Admittedly, rumors have been floating around for some time that a second Nintendo Switch model will release in 2019. Some believed that this hardware may beef up the console ahead of the arrival of PlayStation 5 and Xbox Scarlett, which would make a lot of sense in a bid to keep up with the Joneses. Despite a Switch Pro being likely at some point down the road, a recent report claims that Nintendo has been considering an alternative option.
Said to place both affordability and portability at the forefront, Nikkei (via JapaneseNintendo) is reporting that Nintendo is eyeing up a FY2019 (April 1, 2019 – March 31, 2020) release for the new platform. This system will be smaller in design and is intended to be a portable-only option, which in turn will make it a much more affordable Switch alternative for consumers. As expected, Nintendo refused to comment on the report.
In a year where the likes of two major franchises like Animal Crossing and Pokémon are set to debut brand-new iterations on Nintendo Switch, this could end up being a brilliant play by the company. The rogue issue that may bubble to the surface with a portable-only version of the system is the fact that some games require the Joy-Con attached to the standard Nintendo Switch console in order to function. This means that games like the well-received Super Mario Party won’t work on the hardware at all.

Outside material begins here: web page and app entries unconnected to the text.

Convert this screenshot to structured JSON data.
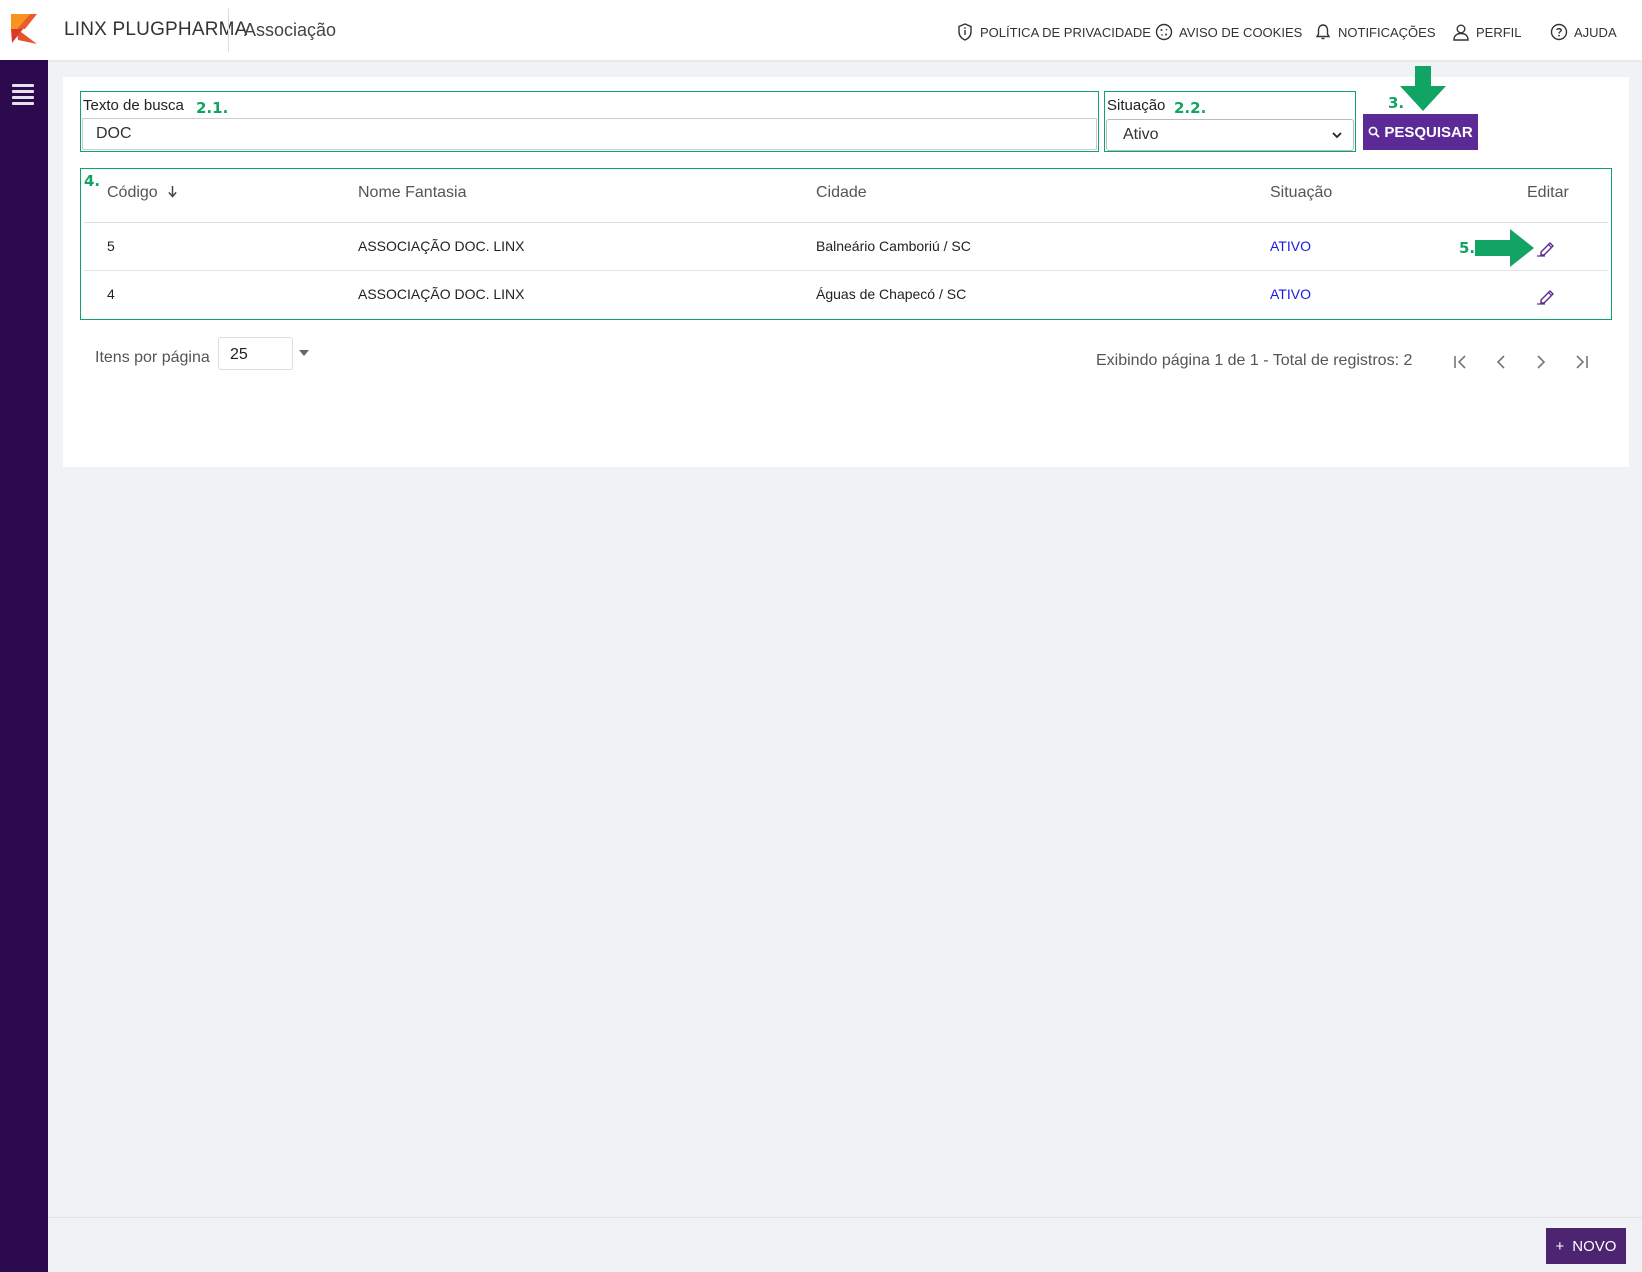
{
  "header": {
    "brand": "LINX PLUGPHARMA",
    "page_title": "Associação",
    "nav": [
      {
        "label": "POLÍTICA DE PRIVACIDADE",
        "icon": "shield-icon"
      },
      {
        "label": "AVISO DE COOKIES",
        "icon": "cookie-icon"
      },
      {
        "label": "NOTIFICAÇÕES",
        "icon": "bell-icon"
      },
      {
        "label": "PERFIL",
        "icon": "user-icon"
      },
      {
        "label": "AJUDA",
        "icon": "help-icon"
      }
    ]
  },
  "filters": {
    "search_label": "Texto de busca",
    "search_step": "2.1.",
    "search_value": "DOC",
    "status_label": "Situação",
    "status_step": "2.2.",
    "status_value": "Ativo",
    "search_button": "PESQUISAR",
    "search_button_step": "3."
  },
  "table": {
    "step": "4.",
    "edit_step": "5.",
    "columns": [
      "Código",
      "Nome Fantasia",
      "Cidade",
      "Situação",
      "Editar"
    ],
    "rows": [
      {
        "codigo": "5",
        "nome": "ASSOCIAÇÃO DOC. LINX",
        "cidade": "Balneário Camboriú / SC",
        "situacao": "ATIVO"
      },
      {
        "codigo": "4",
        "nome": "ASSOCIAÇÃO DOC. LINX",
        "cidade": "Águas de Chapecó / SC",
        "situacao": "ATIVO"
      }
    ]
  },
  "pagination": {
    "per_page_label": "Itens por página",
    "per_page_value": "25",
    "info": "Exibindo página 1 de 1 - Total de registros: 2"
  },
  "footer": {
    "new_button": "NOVO",
    "new_icon": "+"
  },
  "colors": {
    "sidebar": "#2d0a4e",
    "accent_purple": "#5b2a97",
    "annotation_green": "#12a462",
    "status_blue": "#1a1ae0"
  }
}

One possible solution for the company at that point would be to have its studios develop updates for the affected games in order to ensure that they can be played properly in handheld mode. Additionally, if the company is alright with labelling software in order to avoid any consumer confusion, then the games may simply remain incompatible with this smaller Switch. This method would work similarly to the New Nintendo 3DS-exclusive Xenoblade Chronicles 3D, a game that simply would not play on older 3DS models.